“But I can only come sometimes on weekends.”
The Blue Lady stared quietly at a rose between her fingers for a very long time. “You’ll understand when the time comes.”
So Annie’s visits went, until her last. The question nagging at the back of her mind grew intolerable. At last, she confronted Uncle Nick over what he’d said. It was the ensuing conversation that had been haunting her every minute until she could return.
“Uncle Nick? Why’d you say not to talk to the Blue Lady?”
“The Blue Lady with the flowers. She’s really nice. How come you didn’t want me to talk to her?”
Uncle Nick’s concern was both obvious and grave. “Where exactly did you see her again?”
“She lives in the little house with the flower garden.”
“Help me out here, Pumpkin. This ‘house’ is on Jonah Street?”
“Yeah, right before your shop on the way to Lee’s.”
Uncle Nick scratched his budding beard. “In the little lot? …with the wire fence?”
“And you say you’ve been talking with her?”
Annie nodded again, reluctantly.
Uncle Nick didn’t seem mad that she’d disobeyed him, but he became very serious.
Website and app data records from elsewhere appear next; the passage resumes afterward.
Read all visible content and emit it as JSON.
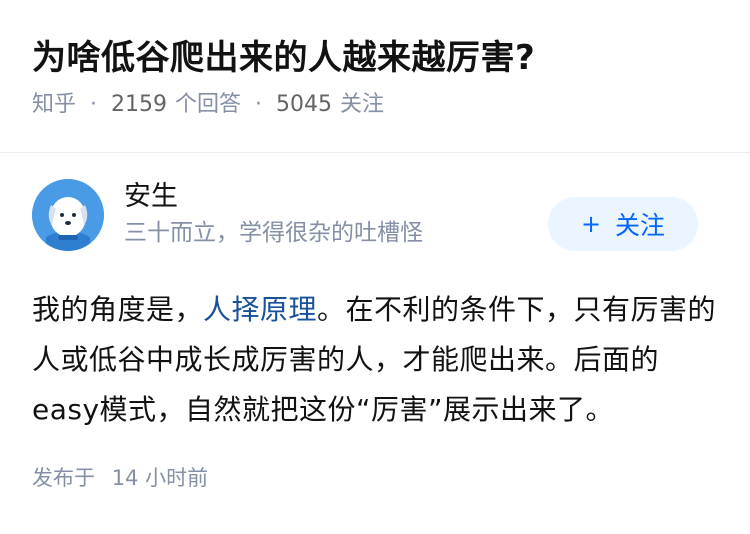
{
  "question": {
    "title": "为啥低谷爬出来的人越来越厉害?",
    "source": "知乎",
    "answer_count": "2159",
    "answer_label": "个回答",
    "follow_count": "5045",
    "follow_label": "关注"
  },
  "answer": {
    "author_name": "安生",
    "author_bio": "三十而立，学得很杂的吐槽怪",
    "follow_button_label": "关注",
    "follow_button_icon": "plus-icon",
    "content_before_link": "我的角度是，",
    "content_link": "人择原理",
    "content_after_link": "。在不利的条件下，只有厉害的人或低谷中成长成厉害的人，才能爬出来。后面的easy模式，自然就把这份“厉害”展示出来了。",
    "published_prefix": "发布于",
    "published_time": "14 小时前"
  },
  "colors": {
    "accent": "#0066ff",
    "link": "#175199",
    "muted": "#8590a6",
    "follow_bg": "#ebf5ff",
    "avatar_bg": "#4a9be6"
  }
}
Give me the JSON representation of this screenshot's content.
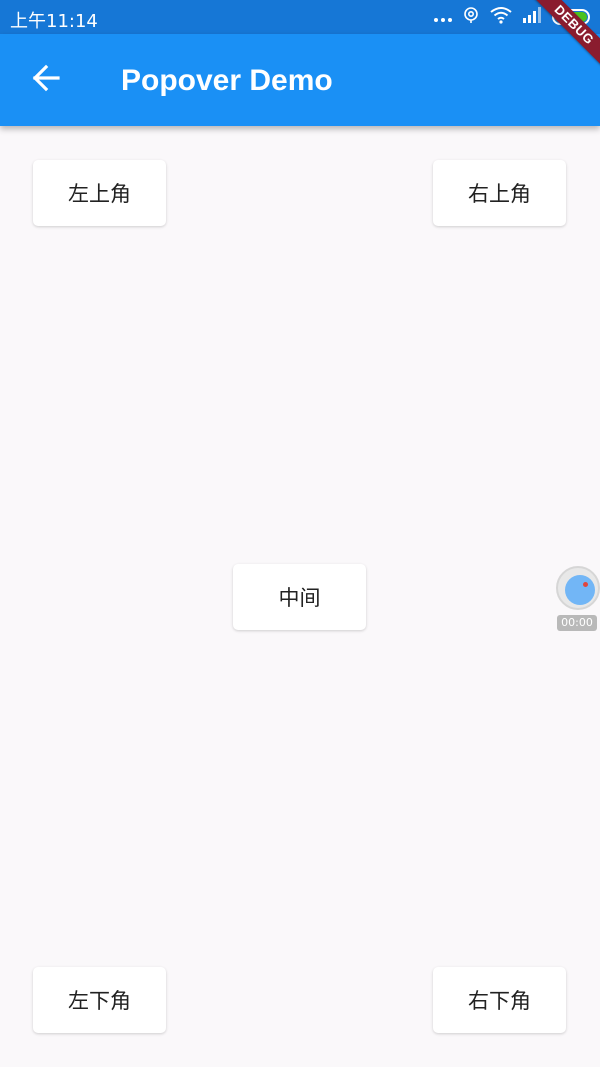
{
  "status_bar": {
    "time": "上午11:14",
    "icons": [
      "more-dots-icon",
      "location-icon",
      "wifi-icon",
      "signal-icon",
      "battery-icon"
    ],
    "battery_color": "#4cc21f"
  },
  "app_bar": {
    "title": "Popover Demo",
    "back_icon": "arrow-left-icon",
    "background": "#1a90f5"
  },
  "debug_banner": "DEBUG",
  "buttons": {
    "top_left": "左上角",
    "top_right": "右上角",
    "center": "中间",
    "bottom_left": "左下角",
    "bottom_right": "右下角"
  },
  "recorder": {
    "time": "00:00"
  }
}
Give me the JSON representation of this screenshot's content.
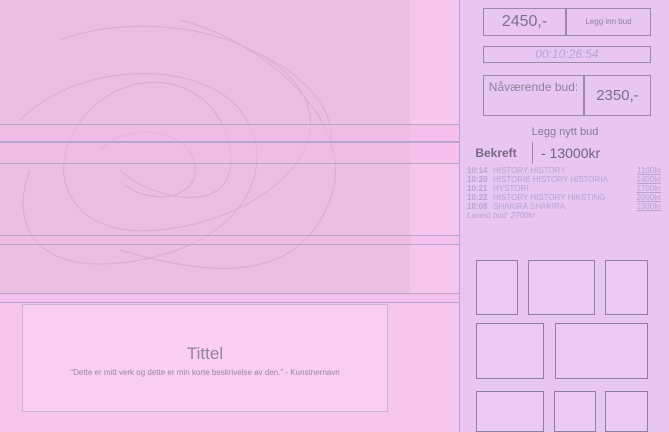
{
  "artwork": {
    "name": "artwork-image"
  },
  "info": {
    "title": "Tittel",
    "quote": "\"Dette er mitt verk og dette er min korte beskrivelse av den.\" - Kunstnernavn"
  },
  "auction": {
    "start_price": "2450,-",
    "place_bid_label": "Legg inn bud",
    "countdown": "00:10:26:54",
    "current_bid_label": "Nåværende bud:",
    "current_bid_value": "2350,-"
  },
  "new_bid": {
    "title": "Legg nytt bud",
    "confirm_label": "Bekreft",
    "input_value": "- 13000kr"
  },
  "history": {
    "rows": [
      {
        "time": "10:14",
        "name": "HISTORY HISTORY",
        "amount": "1100kr"
      },
      {
        "time": "10:20",
        "name": "HISTORIE HISTORY HISTORIA",
        "amount": "1400kr"
      },
      {
        "time": "10:21",
        "name": "HYSTORI",
        "amount": "1700kr"
      },
      {
        "time": "10:22",
        "name": "HISTORY HISTORY HIKSTING",
        "amount": "2000kr"
      },
      {
        "time": "10:08",
        "name": "SHAKIRA SHAKIRA",
        "amount": "2300kr"
      }
    ],
    "lowest_bid": "Lavest bud: 2700kr"
  },
  "colors": {
    "background": "#f7c6ee",
    "panel": "#e9c5f2",
    "border": "#9a8aa8",
    "history_text": "#b8a4d4"
  }
}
At last he took a deep breath. “You have to understand that what you’re telling me is all simply impossible,” he said at last.
“But it’s the truth.”
“There… was… a young lady who lived there.” The look on his face belied his own disbelief. “She even looked like you say she does, but…” A long pause while he searched for words. “She doesn’t live there now.”
“She does. I saw her!” Annie insisted.
“And I have no doubt of that. I’ve met the young lady you’ve described, but Annie… Pumpkin, she’s been dead for months. I don’t remember much about it, but it was all over the news. They found her in a puddle of her blood, lying on the floor of that little run-down shack. You’ve been talking to a ghost.”
Annie was in tears. “You’re lying!” she sobbed. “You’re lying so I won’t go back! There’s no such thing as ghosts!” Uncle Nick, for that moment, went from being Annie’s favorite relative, to her most hated.
And so Annie’s anxiety consumed her as she skipped down Jonah Street. As she neared the little garden, she stopped skipping. She walked very slowly up to the corner of the lot, filled now with apprehension. The Blue Lady would be there waiting for her and they would laugh about Uncle Nick’s lie. She shut her eyes to the world as she walked the last steps. Annie stopped for a moment and gathered her courage. Heart pounding, without looking up, she walked to the gate and reached over to unlatch it from the inside as she had so many times before.
The gate latch was overgrown with dry weeds. They scratched her hand and poked her fingers with sharp prickles. In shock, she looked up. It was just as Uncle Nick had said. There was no garden, only dead flowers that were just as overgrown with dry prickly weeds as the gate was. Nothing had been watered in months. The house was dirty. The windows were broken and full of cobwebs. Annie hopped over the small fence and raced over to the house in disbelief. Parched weeds and dead grass crunched underneath her feet as she ran.
The door was padlocked shut and the padlock was dressed in more cobwebs. She stood on tiptoes to peer in the window. There was only a small table inside, covered in a tablecloth of dust. No vase of flowers sat upon it as she had imagined it would. The dust was thick on the floor, too. She wanted to call out the Blue Lady’s name. Her shoulders slumped and she began crying as she realized she had never once asked it.
Through her sobs, she heard a gentle voice, “You’ll understand when the time comes.”
© 2012 Anne Schilde